I live in Cleveland Heights and received an advertisement for a water-line protection program for covered repairs, i.e., insurance. A diagram in the ad illustrates coverage from the edge of the homeowner’s property to the home, not from the water main to the home, which leaves me in a quandary.
In Cleveland Heights, the mayor maintains a “policy” that repairs are the homeowner’s responsibility to the curb, or, practically, from the mains to a home, for both water and sewer. This means that the lines on public property, between the edge of the homeowner’s property and main, are the homeowner’s responsibility. Thus, according to the diagram in the ad, they are not covered by its water-line protection program.
Basic city services have declined in Cleveland Heights. Utility providers, including the city, have shifted the burden of repairing aging infrastructure to the homeowner, first from the meter to the property line, and now, according to the “policy,” from the property line to the curb. This is not in the interest of citizens, but rather throws them under the proverbial bus, [making them responsible] for repairs to lines on public property.
City point-of-sale inspections do not include water lines or sewer lines, which are not readily visible to new homebuyers. The liability for repairs to either the water or sewer lines can be significant, especially to young new buyers who can ill afford the cost and are not aware of the city’s policy. The cost for repairs to aging infrastructure could be spread through the city’s taxing power or through insurance. Now, neither seems to apply, and when such a repair is needed, an individual homeowner can get the short end of the stick.

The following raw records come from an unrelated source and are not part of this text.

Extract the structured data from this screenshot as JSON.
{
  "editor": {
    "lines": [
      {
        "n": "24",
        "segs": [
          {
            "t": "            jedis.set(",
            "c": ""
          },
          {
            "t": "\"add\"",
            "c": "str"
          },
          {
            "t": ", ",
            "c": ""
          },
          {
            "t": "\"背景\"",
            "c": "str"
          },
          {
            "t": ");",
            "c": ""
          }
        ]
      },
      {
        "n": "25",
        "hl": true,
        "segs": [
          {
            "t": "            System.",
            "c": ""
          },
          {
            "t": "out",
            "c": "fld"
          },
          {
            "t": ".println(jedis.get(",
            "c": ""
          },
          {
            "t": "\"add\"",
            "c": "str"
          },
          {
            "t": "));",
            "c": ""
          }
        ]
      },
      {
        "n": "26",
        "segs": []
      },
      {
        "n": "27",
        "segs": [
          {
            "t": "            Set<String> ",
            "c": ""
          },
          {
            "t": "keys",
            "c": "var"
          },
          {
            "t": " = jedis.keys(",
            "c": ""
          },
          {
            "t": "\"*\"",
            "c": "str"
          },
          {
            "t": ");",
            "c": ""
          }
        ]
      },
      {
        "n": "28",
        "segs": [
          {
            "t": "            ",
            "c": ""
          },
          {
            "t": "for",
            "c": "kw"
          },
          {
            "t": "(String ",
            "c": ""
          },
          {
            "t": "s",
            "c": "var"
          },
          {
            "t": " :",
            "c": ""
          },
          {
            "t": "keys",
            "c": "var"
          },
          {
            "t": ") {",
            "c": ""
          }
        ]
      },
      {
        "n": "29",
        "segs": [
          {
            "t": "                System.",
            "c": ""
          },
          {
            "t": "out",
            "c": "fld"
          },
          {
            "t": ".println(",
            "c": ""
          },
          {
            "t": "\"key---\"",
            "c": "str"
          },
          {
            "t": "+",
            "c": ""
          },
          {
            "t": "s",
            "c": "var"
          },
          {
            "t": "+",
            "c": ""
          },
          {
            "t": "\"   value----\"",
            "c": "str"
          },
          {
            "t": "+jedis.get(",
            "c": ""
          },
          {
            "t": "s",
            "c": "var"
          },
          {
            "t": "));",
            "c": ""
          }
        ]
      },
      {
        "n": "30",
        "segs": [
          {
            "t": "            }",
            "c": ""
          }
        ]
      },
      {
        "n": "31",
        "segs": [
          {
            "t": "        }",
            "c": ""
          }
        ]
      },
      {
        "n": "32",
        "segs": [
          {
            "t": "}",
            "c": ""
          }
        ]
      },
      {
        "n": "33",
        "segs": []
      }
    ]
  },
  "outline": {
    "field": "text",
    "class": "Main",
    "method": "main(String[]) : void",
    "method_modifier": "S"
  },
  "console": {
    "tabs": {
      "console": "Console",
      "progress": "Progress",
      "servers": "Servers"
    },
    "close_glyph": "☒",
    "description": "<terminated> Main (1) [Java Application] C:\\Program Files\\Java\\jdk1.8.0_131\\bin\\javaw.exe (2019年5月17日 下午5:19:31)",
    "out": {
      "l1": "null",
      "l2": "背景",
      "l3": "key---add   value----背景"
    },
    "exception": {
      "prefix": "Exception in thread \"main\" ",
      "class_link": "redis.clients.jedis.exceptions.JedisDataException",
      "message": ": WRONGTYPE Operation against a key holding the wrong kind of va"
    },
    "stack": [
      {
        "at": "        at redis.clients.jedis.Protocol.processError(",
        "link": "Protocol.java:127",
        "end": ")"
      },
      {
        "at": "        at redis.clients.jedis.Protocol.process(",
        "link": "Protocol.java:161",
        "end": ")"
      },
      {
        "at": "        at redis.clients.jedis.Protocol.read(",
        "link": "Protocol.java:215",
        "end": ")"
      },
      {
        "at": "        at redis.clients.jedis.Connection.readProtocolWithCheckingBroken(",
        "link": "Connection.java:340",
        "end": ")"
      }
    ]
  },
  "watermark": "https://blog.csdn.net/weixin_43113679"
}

CH City Council is complicit. Council could pass an ordinance which makes the city responsible for repairs on public property, moving [the homeowner’s] responsibility from the curb back to the property line. If council members really want to act in the interest of the citizens, an ordinance would move responsibility back to the meter. [The city has] the expertise and market power for these types of repairs. Now, citizens facing breaks in lines are forced to act and absorb the costs as individuals, while city officials hide behind the “policy.”
I know when I go to the polls this November I will be voting for change on Cleveland Heights City Council.
Robert Jefferis is a longtime resident of Cleveland Heights who cares about the city.